What you should do =>
Among the entries that follow, how many lines contain the string "value"? Answer with that number only.

Records to process =>

-------------------------

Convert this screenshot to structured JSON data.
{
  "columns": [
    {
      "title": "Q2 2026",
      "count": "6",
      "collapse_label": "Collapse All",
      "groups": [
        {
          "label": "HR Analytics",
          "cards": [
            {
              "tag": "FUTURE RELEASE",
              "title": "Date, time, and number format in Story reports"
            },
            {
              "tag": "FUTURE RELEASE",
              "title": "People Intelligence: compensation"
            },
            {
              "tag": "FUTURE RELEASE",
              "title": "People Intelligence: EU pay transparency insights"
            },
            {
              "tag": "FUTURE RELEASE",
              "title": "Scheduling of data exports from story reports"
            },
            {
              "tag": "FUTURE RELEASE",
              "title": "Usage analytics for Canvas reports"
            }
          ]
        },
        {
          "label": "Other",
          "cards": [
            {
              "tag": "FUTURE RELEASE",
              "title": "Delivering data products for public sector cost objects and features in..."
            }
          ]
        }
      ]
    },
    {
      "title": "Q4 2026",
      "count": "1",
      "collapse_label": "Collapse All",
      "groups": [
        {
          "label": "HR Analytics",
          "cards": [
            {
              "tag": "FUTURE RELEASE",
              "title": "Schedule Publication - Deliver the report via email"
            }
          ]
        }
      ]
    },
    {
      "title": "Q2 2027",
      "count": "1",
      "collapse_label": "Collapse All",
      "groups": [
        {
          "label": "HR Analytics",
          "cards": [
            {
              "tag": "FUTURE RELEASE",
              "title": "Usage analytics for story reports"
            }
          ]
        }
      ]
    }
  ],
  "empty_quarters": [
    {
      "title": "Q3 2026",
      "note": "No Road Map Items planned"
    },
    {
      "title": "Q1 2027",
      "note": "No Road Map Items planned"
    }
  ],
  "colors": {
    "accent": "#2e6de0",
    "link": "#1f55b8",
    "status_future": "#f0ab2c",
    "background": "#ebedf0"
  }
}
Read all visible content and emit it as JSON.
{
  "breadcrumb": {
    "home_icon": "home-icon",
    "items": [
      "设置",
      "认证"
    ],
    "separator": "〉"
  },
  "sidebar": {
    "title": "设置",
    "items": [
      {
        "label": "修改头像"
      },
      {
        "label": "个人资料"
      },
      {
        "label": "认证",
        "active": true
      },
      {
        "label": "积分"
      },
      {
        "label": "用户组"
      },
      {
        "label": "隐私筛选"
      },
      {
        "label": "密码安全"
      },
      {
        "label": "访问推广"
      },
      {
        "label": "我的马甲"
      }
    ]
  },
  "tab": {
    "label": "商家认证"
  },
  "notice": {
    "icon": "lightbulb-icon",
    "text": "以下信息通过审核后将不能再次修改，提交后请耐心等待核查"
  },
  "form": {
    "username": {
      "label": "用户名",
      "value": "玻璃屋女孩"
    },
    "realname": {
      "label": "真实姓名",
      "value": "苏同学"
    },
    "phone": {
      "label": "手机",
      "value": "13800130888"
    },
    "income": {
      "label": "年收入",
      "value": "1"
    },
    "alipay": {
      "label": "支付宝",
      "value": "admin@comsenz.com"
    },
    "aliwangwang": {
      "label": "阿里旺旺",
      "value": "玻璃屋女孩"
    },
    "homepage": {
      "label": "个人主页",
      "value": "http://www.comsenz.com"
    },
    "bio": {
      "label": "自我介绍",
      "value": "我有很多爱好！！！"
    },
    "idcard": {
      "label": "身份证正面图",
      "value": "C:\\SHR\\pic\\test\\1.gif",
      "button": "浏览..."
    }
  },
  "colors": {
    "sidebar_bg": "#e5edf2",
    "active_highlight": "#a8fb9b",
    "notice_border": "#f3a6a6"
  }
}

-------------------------

Completed exercise =>
9